Sales of marsi rice have increased in department stores and malls in the cities.
In Mugu and Kalikot also, the number of farmers cultivating marsi paddy is increasing. Last year, 1,143 tonnes of marsi was produced in Kalikot and 1,046 tonnes in Mugu.
Paediatrician Dr Nawaraj KC of the provincial hospital in Karnali says marsi rice is rich in fibre and good for diabetics and blood pressure patients. Marsi also contains a balanced amount of nutrients including iron and starch.
Another crop which is becoming endangered in Karnali is proso millet. Demand for this crop has grown significantly in urban areas.
Chopsang Lama of Bargau of Simkot Rural Municipality in Humla sold 700 kg of proso millet this year. “Proso millet fetches Rs160 per kg when we sell it from home,” she said.
Lama’s neighbour Kesang Tamang has also supplied 3 tonnes of proso millet to urban areas. "In the past, we used to give proso millet to people for free," she said. “Now traders contact us frequently and quote the price in advance.”
Simkot-based Sowarna Food Industries has produced proso millet biscuits for the first time and shipped them to market.
Company director Mukunda Rokaya said that the factory produced 1,000 packets of proso millet biscuits in the first lot and supplied them to Kathmandu. The price of the biscuits has been fixed at Rs65 per piece.
In Humla, proso millet is cultivated on 400 hectares, according to the District Agriculture Development Office.
Dr KC says proso millet increases memory power, controls high blood pressure and strengthens bones. The crop is grown in all the mountainous districts of Karnali.
"The tendency of Karnali people to eat only rice as the main food has not been abated," said Dipendra Rokaya, former member of the Karnali Province Planning Commission.
Karnali's economy has weakened due to a decline in traditional agricultural production, closure of trade points on all sides, limitation of goods and prices and fall in the livestock business.

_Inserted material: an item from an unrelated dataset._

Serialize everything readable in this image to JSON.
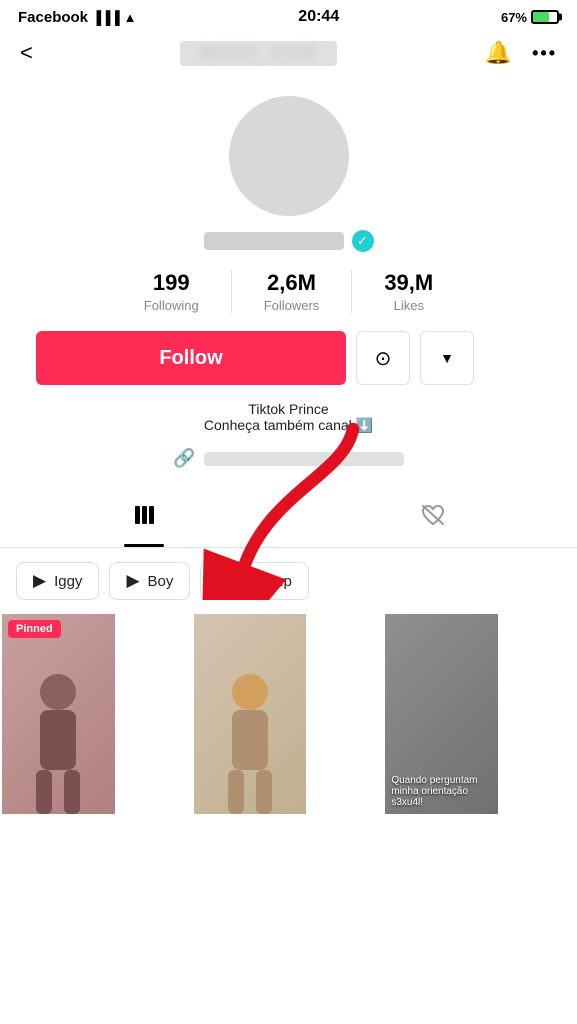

Food Management and Trading Company spent about Rs700 million last year to transport subsidised food to Karnali.
According to the Provincial Planning Commission, Karnali has 299,000 hectares of land suitable for cultivation, but only 216,000 hectares has been utilised.

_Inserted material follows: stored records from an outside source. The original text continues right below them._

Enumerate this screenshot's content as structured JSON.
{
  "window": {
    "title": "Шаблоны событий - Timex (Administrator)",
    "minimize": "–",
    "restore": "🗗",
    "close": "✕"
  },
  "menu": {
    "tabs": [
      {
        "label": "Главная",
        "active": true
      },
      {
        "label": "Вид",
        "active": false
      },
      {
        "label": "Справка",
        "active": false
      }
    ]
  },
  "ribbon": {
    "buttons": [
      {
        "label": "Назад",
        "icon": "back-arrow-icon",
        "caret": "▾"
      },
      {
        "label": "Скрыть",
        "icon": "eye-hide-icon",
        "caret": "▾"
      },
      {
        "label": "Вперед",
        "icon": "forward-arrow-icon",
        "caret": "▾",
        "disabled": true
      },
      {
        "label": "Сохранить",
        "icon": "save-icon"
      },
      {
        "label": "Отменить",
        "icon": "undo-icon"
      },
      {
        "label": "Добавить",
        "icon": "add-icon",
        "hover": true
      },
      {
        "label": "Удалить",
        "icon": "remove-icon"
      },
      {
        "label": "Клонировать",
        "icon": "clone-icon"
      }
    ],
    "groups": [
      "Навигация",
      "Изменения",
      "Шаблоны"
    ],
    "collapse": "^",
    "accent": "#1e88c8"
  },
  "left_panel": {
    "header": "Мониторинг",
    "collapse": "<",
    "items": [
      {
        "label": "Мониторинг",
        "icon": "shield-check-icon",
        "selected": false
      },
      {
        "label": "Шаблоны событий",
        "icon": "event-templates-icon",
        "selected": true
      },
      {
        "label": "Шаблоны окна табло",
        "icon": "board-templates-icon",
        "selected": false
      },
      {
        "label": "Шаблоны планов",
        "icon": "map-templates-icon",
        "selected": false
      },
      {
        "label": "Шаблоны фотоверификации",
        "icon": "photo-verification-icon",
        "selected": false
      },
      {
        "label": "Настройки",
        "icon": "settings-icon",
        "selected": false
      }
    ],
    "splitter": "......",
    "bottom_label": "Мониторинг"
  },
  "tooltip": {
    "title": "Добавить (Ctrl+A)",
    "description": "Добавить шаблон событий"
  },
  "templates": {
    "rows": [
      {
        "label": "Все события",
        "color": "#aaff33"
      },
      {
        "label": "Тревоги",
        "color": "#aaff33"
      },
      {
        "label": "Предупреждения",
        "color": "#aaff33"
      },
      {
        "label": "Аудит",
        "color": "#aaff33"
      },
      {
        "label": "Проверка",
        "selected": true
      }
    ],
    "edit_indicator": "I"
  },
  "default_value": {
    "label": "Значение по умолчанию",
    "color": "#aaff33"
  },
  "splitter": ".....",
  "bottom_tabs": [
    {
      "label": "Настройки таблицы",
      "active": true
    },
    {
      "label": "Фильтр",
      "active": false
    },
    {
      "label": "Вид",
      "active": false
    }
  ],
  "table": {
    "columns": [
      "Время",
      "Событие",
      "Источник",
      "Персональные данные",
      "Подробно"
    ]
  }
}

Karnali produces 390,000 tonnes of food grain annually and has a deficit of 16,000 tonnes.
According to the Ministry of Land Management, Agriculture and Cooperatives, Karnali produced 20,868 tonnes of millet on 19,076 hectares last year. Farmers also grew 13,075 tonnes of proso millet on 18,072 hectares and 575 tonnes of foxtail millet on 948 hectares.

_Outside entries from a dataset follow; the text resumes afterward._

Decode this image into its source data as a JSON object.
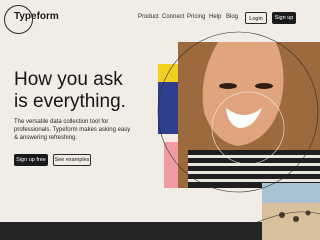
{
  "header": {
    "brand": "Typeform",
    "nav": [
      "Product",
      "Connect",
      "Pricing",
      "Help",
      "Blog"
    ],
    "login_label": "Login",
    "signup_label": "Sign up"
  },
  "hero": {
    "headline_line1": "How you ask",
    "headline_line2": "is everything.",
    "subtext": "The versatile data collection tool for professionals. Typeform makes asking easy & answering refreshing.",
    "primary_cta": "Sign up free",
    "secondary_cta": "See examples"
  },
  "colors": {
    "background": "#f1ede6",
    "primary_button": "#1a1a1a",
    "accent_yellow": "#f2cf1f",
    "accent_blue": "#2e3f8f",
    "accent_pink": "#f19ca2"
  }
}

"About half of the grain output was supplied to other districts," said Kisan Lal Bhatta, secretary of the ministry.
Chief Minister Jeevan Bahadur Shahi of Karnali Province said that the practice of “begging with a golden bowl” should end in Karnali. "We have everything. We survive on white rice by selling proso millet, millet and other crops," he said. “The habit of eating only rice should end.”
Shahi says the common image of food shortages in Karnali is a result of the white rice eating habit. “We should not be dependent on rice. We should begin commercial farming of local and traditional crops. There is high demand for our products.”
Food Management and Trading Company is also buying Karnali proso millet and beans this year. The state-owned firm, which started procuring marsi rice from last year, supplied 5 tonnes of rice to Kathmandu. This year too, the company has started to procure marsi rice.
It has been selling beans for five years, and is buying 30 tonnes of marsi rice from Surkhet, 20 tonnes from Humla and 100 tonnes from Jumla this year.
According to Madhav Mishra, chief of the company's regional office in Surkhet, they have been buying proso millet, foxtail millet and other crops. He said the company would be procuring about 50 tonnes of food grain from Karnali this year.